#### What the exercise asks
Considering the entries that follow, report how many lines include the string "icon", giving the number alone.

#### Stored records
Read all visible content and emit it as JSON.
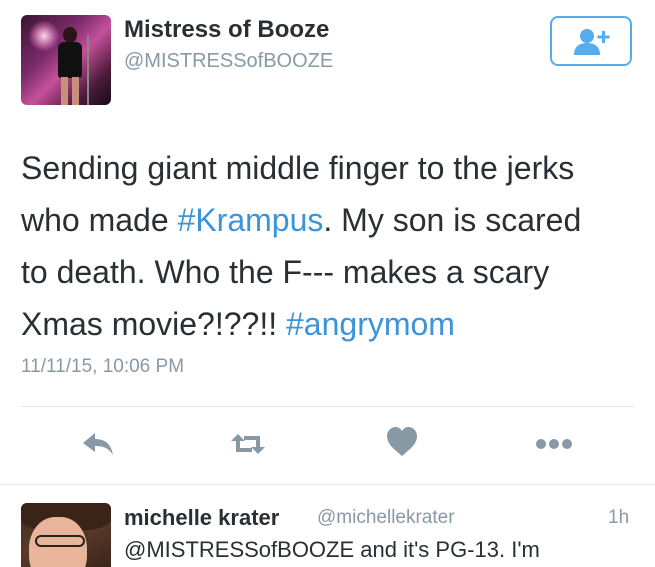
{
  "tweet": {
    "author": {
      "display_name": "Mistress of Booze",
      "screen_name": "@MISTRESSofBOOZE"
    },
    "text_lines": [
      [
        {
          "text": "Sending giant middle finger to the jerks",
          "hashtag": false
        }
      ],
      [
        {
          "text": "who made ",
          "hashtag": false
        },
        {
          "text": "#Krampus",
          "hashtag": true
        },
        {
          "text": ". My son is scared",
          "hashtag": false
        }
      ],
      [
        {
          "text": "to death. Who the F--- makes a scary",
          "hashtag": false
        }
      ],
      [
        {
          "text": "Xmas movie?!??!! ",
          "hashtag": false
        },
        {
          "text": "#angrymom",
          "hashtag": true
        }
      ]
    ],
    "timestamp": "11/11/15, 10:06 PM",
    "actions": {
      "reply_icon": "reply-arrow-icon",
      "retweet_icon": "retweet-icon",
      "like_icon": "heart-icon",
      "more_icon": "more-dots-icon"
    },
    "follow_icon": "add-user-icon"
  },
  "reply": {
    "display_name": "michelle krater",
    "screen_name": "@michellekrater",
    "time": "1h",
    "text": "@MISTRESSofBOOZE and it's PG-13. I'm"
  },
  "colors": {
    "accent": "#55acee",
    "hashtag": "#3b94d9",
    "muted": "#8899a6",
    "icon": "#8899a6",
    "text": "#292f33"
  }
}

#### Your response
6